[[ Records shown, beginning ]]

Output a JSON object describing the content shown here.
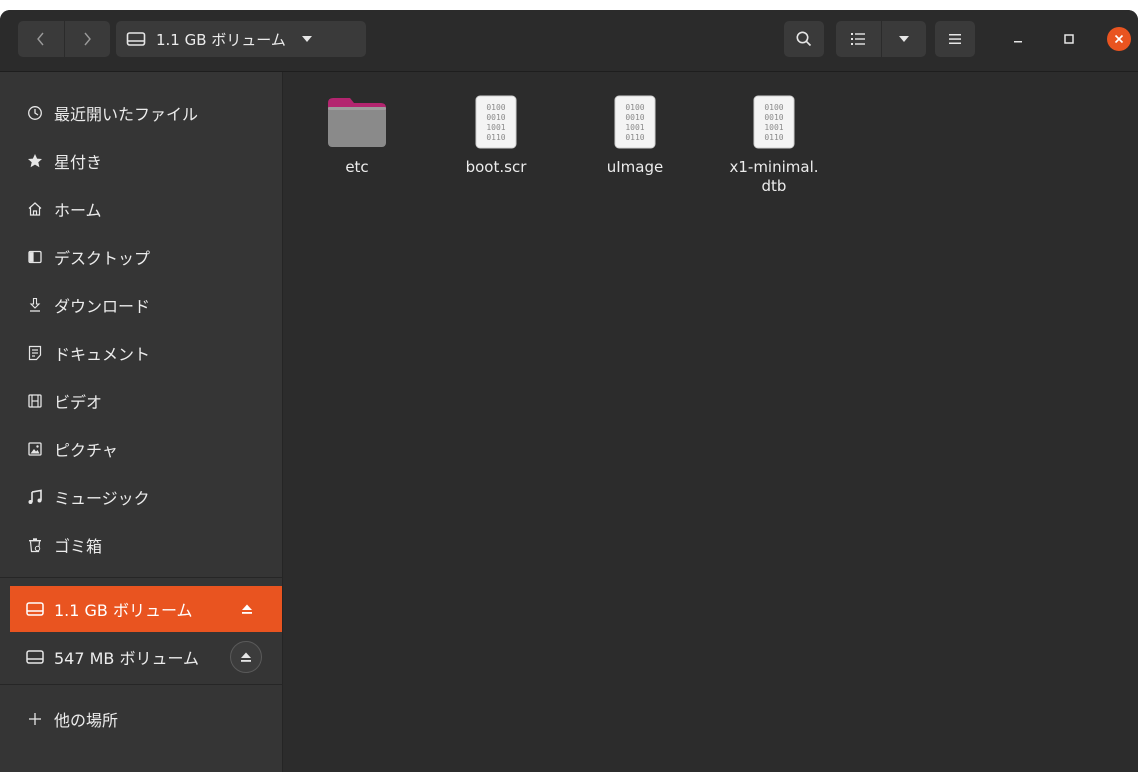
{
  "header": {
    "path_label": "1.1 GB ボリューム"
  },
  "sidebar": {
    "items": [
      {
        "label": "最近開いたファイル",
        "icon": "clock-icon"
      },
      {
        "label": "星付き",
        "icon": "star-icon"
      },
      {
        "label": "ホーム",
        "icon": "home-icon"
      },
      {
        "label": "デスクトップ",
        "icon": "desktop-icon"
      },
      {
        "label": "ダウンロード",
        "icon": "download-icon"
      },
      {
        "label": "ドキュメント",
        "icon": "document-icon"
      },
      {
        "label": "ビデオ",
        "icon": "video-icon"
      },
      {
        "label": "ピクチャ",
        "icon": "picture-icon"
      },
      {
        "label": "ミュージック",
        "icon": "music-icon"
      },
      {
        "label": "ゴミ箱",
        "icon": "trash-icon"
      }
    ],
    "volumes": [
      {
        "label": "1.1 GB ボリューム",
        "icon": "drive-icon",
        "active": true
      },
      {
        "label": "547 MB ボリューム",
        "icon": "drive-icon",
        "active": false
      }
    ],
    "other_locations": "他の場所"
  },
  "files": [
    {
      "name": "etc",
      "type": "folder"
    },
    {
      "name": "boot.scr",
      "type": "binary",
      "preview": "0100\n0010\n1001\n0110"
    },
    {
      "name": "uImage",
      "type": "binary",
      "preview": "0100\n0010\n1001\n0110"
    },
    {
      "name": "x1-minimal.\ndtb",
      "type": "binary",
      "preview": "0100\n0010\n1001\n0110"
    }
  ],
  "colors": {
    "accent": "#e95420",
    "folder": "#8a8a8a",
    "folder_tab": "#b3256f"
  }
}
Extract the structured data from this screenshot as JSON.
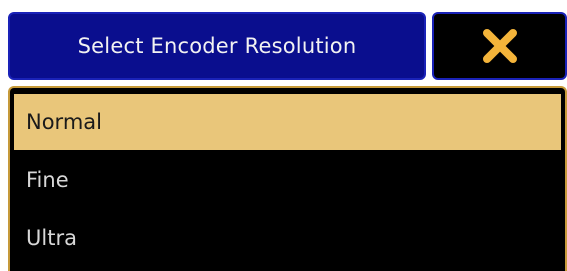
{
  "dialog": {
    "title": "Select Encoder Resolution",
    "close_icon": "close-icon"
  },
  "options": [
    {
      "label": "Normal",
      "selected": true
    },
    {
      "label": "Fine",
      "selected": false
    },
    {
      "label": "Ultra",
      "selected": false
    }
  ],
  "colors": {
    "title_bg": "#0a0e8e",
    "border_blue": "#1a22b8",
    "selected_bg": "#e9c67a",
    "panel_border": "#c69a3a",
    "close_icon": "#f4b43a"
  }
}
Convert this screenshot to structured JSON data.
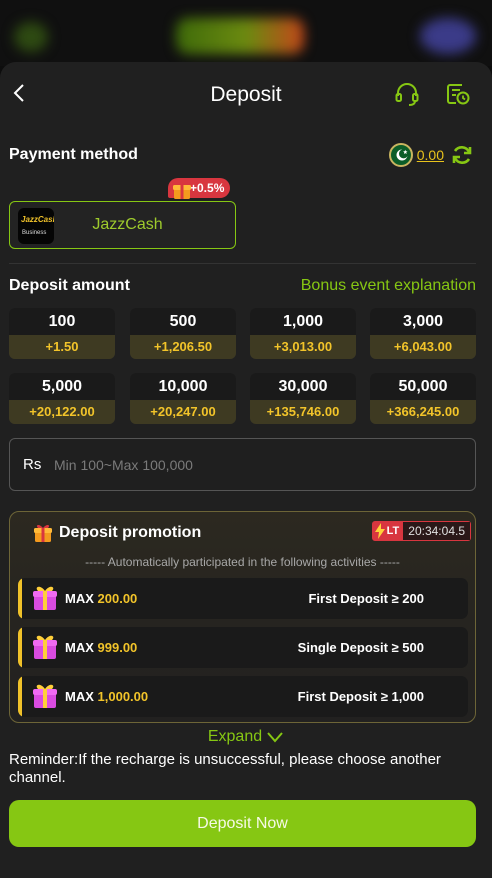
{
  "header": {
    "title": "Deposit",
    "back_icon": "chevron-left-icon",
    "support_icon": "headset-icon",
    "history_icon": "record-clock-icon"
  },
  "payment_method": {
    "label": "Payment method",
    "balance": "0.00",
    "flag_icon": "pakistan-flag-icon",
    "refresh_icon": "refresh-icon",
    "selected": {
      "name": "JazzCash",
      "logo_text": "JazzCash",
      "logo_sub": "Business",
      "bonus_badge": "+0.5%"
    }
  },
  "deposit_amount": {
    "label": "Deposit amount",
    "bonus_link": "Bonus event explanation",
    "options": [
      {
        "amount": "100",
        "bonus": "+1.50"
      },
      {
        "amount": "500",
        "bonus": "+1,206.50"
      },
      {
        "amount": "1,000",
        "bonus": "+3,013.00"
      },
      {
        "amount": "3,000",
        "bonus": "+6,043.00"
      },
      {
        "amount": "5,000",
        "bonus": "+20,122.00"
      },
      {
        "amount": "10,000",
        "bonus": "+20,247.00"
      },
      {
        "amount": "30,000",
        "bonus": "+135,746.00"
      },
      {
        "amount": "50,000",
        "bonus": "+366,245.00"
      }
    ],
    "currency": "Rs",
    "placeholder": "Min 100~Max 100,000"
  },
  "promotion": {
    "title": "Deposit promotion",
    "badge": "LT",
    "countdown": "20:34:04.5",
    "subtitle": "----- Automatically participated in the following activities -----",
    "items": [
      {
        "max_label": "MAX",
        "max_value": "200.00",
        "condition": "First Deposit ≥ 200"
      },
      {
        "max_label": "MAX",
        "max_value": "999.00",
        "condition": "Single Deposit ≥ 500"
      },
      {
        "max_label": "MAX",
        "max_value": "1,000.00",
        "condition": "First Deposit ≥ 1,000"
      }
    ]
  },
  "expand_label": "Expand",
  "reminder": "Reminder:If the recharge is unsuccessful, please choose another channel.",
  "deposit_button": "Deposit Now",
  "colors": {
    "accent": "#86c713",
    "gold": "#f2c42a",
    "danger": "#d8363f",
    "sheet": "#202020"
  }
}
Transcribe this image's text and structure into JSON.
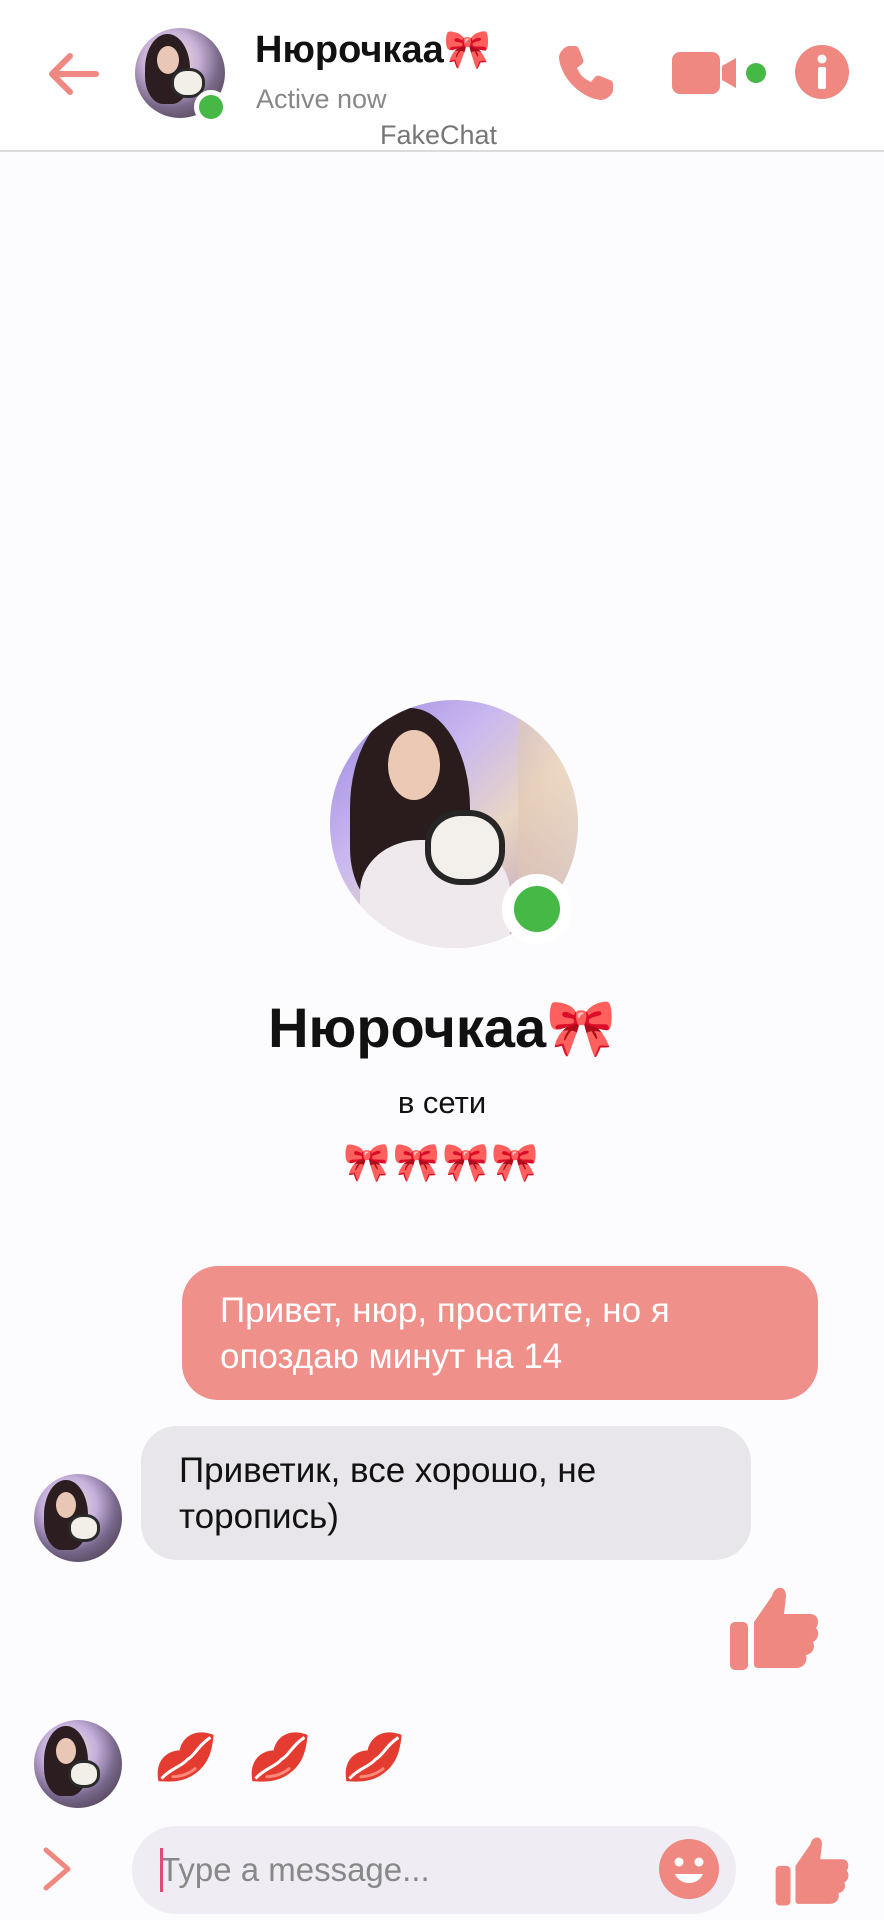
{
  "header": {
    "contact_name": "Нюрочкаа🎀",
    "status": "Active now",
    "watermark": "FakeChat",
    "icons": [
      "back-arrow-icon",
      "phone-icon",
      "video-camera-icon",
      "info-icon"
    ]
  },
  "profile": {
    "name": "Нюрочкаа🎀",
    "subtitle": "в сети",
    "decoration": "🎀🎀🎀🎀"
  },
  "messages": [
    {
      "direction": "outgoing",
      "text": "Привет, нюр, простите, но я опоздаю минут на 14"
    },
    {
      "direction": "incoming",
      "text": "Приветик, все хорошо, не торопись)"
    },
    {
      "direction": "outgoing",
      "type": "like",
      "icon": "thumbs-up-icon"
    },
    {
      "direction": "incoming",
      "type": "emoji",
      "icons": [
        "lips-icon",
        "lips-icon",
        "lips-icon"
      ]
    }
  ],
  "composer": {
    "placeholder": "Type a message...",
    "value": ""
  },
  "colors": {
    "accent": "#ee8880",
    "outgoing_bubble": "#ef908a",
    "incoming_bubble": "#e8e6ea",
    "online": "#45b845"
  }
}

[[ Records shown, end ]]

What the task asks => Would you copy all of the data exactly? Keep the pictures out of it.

Solution to this task =>
Output a JSON object describing the content shown here.
{
  "header": {
    "path_label": "1.1 GB ボリューム"
  },
  "sidebar": {
    "items": [
      {
        "label": "最近開いたファイル",
        "icon": "clock-icon"
      },
      {
        "label": "星付き",
        "icon": "star-icon"
      },
      {
        "label": "ホーム",
        "icon": "home-icon"
      },
      {
        "label": "デスクトップ",
        "icon": "desktop-icon"
      },
      {
        "label": "ダウンロード",
        "icon": "download-icon"
      },
      {
        "label": "ドキュメント",
        "icon": "document-icon"
      },
      {
        "label": "ビデオ",
        "icon": "video-icon"
      },
      {
        "label": "ピクチャ",
        "icon": "picture-icon"
      },
      {
        "label": "ミュージック",
        "icon": "music-icon"
      },
      {
        "label": "ゴミ箱",
        "icon": "trash-icon"
      }
    ],
    "volumes": [
      {
        "label": "1.1 GB ボリューム",
        "icon": "drive-icon",
        "active": true
      },
      {
        "label": "547 MB ボリューム",
        "icon": "drive-icon",
        "active": false
      }
    ],
    "other_locations": "他の場所"
  },
  "files": [
    {
      "name": "etc",
      "type": "folder"
    },
    {
      "name": "boot.scr",
      "type": "binary",
      "preview": "0100\n0010\n1001\n0110"
    },
    {
      "name": "uImage",
      "type": "binary",
      "preview": "0100\n0010\n1001\n0110"
    },
    {
      "name": "x1-minimal.\ndtb",
      "type": "binary",
      "preview": "0100\n0010\n1001\n0110"
    }
  ],
  "colors": {
    "accent": "#e95420",
    "folder": "#8a8a8a",
    "folder_tab": "#b3256f"
  }
}
Extract the structured data from this screenshot as JSON.
{
  "dialog": {
    "title": "Select Encoder Resolution",
    "close_icon": "close-icon"
  },
  "options": [
    {
      "label": "Normal",
      "selected": true
    },
    {
      "label": "Fine",
      "selected": false
    },
    {
      "label": "Ultra",
      "selected": false
    }
  ],
  "colors": {
    "title_bg": "#0a0e8e",
    "border_blue": "#1a22b8",
    "selected_bg": "#e9c67a",
    "panel_border": "#c69a3a",
    "close_icon": "#f4b43a"
  }
}
Convert this screenshot to structured JSON data.
{
  "header": {
    "title": "Deposit",
    "back_icon": "chevron-left-icon",
    "support_icon": "headset-icon",
    "history_icon": "record-clock-icon"
  },
  "payment_method": {
    "label": "Payment method",
    "balance": "0.00",
    "flag_icon": "pakistan-flag-icon",
    "refresh_icon": "refresh-icon",
    "selected": {
      "name": "JazzCash",
      "logo_text": "JazzCash",
      "logo_sub": "Business",
      "bonus_badge": "+0.5%"
    }
  },
  "deposit_amount": {
    "label": "Deposit amount",
    "bonus_link": "Bonus event explanation",
    "options": [
      {
        "amount": "100",
        "bonus": "+1.50"
      },
      {
        "amount": "500",
        "bonus": "+1,206.50"
      },
      {
        "amount": "1,000",
        "bonus": "+3,013.00"
      },
      {
        "amount": "3,000",
        "bonus": "+6,043.00"
      },
      {
        "amount": "5,000",
        "bonus": "+20,122.00"
      },
      {
        "amount": "10,000",
        "bonus": "+20,247.00"
      },
      {
        "amount": "30,000",
        "bonus": "+135,746.00"
      },
      {
        "amount": "50,000",
        "bonus": "+366,245.00"
      }
    ],
    "currency": "Rs",
    "placeholder": "Min 100~Max 100,000"
  },
  "promotion": {
    "title": "Deposit promotion",
    "badge": "LT",
    "countdown": "20:34:04.5",
    "subtitle": "----- Automatically participated in the following activities -----",
    "items": [
      {
        "max_label": "MAX",
        "max_value": "200.00",
        "condition": "First Deposit ≥ 200"
      },
      {
        "max_label": "MAX",
        "max_value": "999.00",
        "condition": "Single Deposit ≥ 500"
      },
      {
        "max_label": "MAX",
        "max_value": "1,000.00",
        "condition": "First Deposit ≥ 1,000"
      }
    ]
  },
  "expand_label": "Expand",
  "reminder": "Reminder:If the recharge is unsuccessful, please choose another channel.",
  "deposit_button": "Deposit Now",
  "colors": {
    "accent": "#86c713",
    "gold": "#f2c42a",
    "danger": "#d8363f",
    "sheet": "#202020"
  }
}
Transcribe this image's text and structure into JSON.
{
  "header": {
    "contact_name": "Нюрочкаа🎀",
    "status": "Active now",
    "watermark": "FakeChat",
    "icons": [
      "back-arrow-icon",
      "phone-icon",
      "video-camera-icon",
      "info-icon"
    ]
  },
  "profile": {
    "name": "Нюрочкаа🎀",
    "subtitle": "в сети",
    "decoration": "🎀🎀🎀🎀"
  },
  "messages": [
    {
      "direction": "outgoing",
      "text": "Привет, нюр, простите, но я опоздаю минут на 14"
    },
    {
      "direction": "incoming",
      "text": "Приветик, все хорошо, не торопись)"
    },
    {
      "direction": "outgoing",
      "type": "like",
      "icon": "thumbs-up-icon"
    },
    {
      "direction": "incoming",
      "type": "emoji",
      "icons": [
        "lips-icon",
        "lips-icon",
        "lips-icon"
      ]
    }
  ],
  "composer": {
    "placeholder": "Type a message...",
    "value": ""
  },
  "colors": {
    "accent": "#ee8880",
    "outgoing_bubble": "#ef908a",
    "incoming_bubble": "#e8e6ea",
    "online": "#45b845"
  }
}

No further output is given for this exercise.